REMNICK: And those plans go out the window with this because you don't have a Democratic Party leadership, what are we talking about? You have a 75-year-old powerful populist leader, Bernie Sanders. You've got Elizabeth Warren who's closing in herself, what, she's 68. So their chances of going again in four years are slender.

Let's not forget Joe Biden, 74, still kicking himself for not challenging Clinton in the primaries. 

REMNICK: And I asked (Obama), so what's the bench of the Democratic Party? Well, he said, Kamala Harris -- OK. Uhm, then he said, oh and there's that, uh, guy who's a Rhodes scholar and gay mayor of, uhm, South Bend, Ind., name didn't quite come to him. (chuckles) And then that was -- you know, you could see, this is a party that has, uhm, as they say in baseball, in a reconstruction year.

What those "in baseball" are more inclined to say, as opposed to those who conjure prose for the New Yorker, is that this will be a year for rebuilding, not reconstruction. Ball teams rebuild after a bad year, a pitcher's bum shoulder undergoes reconstruction.
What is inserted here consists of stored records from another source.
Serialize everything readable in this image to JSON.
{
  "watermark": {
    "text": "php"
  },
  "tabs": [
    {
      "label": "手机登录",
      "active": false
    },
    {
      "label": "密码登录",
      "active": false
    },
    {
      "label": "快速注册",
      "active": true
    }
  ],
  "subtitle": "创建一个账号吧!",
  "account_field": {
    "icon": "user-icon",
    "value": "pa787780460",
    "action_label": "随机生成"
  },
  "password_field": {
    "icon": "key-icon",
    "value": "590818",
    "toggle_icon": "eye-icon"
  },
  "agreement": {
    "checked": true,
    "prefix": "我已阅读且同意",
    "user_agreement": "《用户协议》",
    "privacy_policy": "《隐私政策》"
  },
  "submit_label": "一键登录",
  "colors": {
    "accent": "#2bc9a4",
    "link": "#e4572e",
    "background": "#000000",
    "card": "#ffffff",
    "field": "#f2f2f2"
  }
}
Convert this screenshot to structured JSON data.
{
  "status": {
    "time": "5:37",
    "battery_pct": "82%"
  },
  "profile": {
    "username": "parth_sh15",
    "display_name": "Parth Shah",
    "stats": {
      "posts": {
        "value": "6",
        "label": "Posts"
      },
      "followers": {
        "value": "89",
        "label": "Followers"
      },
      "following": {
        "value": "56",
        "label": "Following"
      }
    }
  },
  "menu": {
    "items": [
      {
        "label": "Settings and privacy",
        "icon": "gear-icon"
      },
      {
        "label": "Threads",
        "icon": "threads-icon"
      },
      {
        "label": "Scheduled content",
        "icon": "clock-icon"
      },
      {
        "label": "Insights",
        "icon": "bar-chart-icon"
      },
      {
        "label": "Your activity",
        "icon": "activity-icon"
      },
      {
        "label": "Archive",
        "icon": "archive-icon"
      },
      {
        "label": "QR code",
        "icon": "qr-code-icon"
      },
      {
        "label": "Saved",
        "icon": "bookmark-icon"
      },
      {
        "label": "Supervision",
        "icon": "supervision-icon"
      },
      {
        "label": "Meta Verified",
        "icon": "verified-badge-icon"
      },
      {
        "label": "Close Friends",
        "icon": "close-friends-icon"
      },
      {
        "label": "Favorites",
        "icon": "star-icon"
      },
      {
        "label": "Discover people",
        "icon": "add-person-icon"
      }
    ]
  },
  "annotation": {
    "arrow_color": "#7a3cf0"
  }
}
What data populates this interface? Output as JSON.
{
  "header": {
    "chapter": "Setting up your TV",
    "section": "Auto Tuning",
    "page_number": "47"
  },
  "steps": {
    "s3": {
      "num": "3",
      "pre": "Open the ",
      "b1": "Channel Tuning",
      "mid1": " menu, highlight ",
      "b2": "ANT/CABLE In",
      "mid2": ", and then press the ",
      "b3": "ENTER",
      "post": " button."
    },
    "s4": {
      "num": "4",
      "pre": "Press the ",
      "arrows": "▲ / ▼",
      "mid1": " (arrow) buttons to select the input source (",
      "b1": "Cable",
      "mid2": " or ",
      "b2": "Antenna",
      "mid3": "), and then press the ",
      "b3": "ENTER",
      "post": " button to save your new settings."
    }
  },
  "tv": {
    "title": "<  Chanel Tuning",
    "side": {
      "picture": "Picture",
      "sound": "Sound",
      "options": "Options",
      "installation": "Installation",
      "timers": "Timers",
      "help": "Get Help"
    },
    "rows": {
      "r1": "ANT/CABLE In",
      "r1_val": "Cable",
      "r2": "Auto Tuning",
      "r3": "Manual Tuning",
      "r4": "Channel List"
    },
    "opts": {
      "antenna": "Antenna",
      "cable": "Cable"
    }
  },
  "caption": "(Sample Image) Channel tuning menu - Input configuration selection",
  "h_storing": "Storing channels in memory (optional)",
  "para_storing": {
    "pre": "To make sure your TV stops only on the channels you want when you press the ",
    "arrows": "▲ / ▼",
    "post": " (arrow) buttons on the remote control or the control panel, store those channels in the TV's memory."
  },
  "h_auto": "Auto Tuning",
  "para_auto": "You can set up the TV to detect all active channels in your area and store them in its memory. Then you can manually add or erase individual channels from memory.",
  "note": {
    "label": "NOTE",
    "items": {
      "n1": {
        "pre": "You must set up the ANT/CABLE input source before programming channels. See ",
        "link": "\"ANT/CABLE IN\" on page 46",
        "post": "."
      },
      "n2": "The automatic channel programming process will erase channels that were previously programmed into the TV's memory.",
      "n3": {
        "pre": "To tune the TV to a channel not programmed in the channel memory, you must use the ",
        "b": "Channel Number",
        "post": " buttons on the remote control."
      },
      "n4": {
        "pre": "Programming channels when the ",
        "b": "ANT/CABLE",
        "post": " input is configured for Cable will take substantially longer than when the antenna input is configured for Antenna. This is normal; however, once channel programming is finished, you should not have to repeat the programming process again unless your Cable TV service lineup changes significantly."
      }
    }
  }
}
Did you see where Remnick was heading -- "This is a party that has ..." -- before changing direction to invoke his rarefied metaphor? Since he didn't finish the sentence as intended, we're allowed to fill in the blank. Here's what I think Remnick was about to say but held off out of deference to Dear Leader -- This is a party that has been hollowed to its core.

That this is true is beyond dispute -- the raw numbers are staggering. As National Review editor Rich Lowry described it in a New York Post column headlined "Obama's main legacy: the collapse of the Democratic Party" --

His party has been devastated beneath him. It began in 2010, when Republicans took the House by winning 63 seats, the biggest pickup since 1948, and six seats in the Senate. In 2014, Republicans gained another 13 House seats and took control of the Senate. Democrats lost more than 900 state legislative seats in this period.

This was chalked up to the midterm effect, the product of a smaller, more Republican-leaning electorate in nonpresidential years. Well, on Tuesday night, the GOP won Senate races in blue states. It minimized losses in the House. It picked up more governorships, including in Vermont, and made striking gains from Kentucky to Connecticut.

All in a presidential year. The GOP controls the presidency, the US Senate and House, and roughly two-thirds of the country's governorships and state legislatures.The Democrats are now, judging by the scorecard of major offices, the nation's minority party.

The trauma of Clinton's shocking loss to Trump is still too raw for liberals to turn their reddened eyes to the most obvious suspect, even before Hillary, for their party's decimation -- its leader. It's not just fish that rot from the head.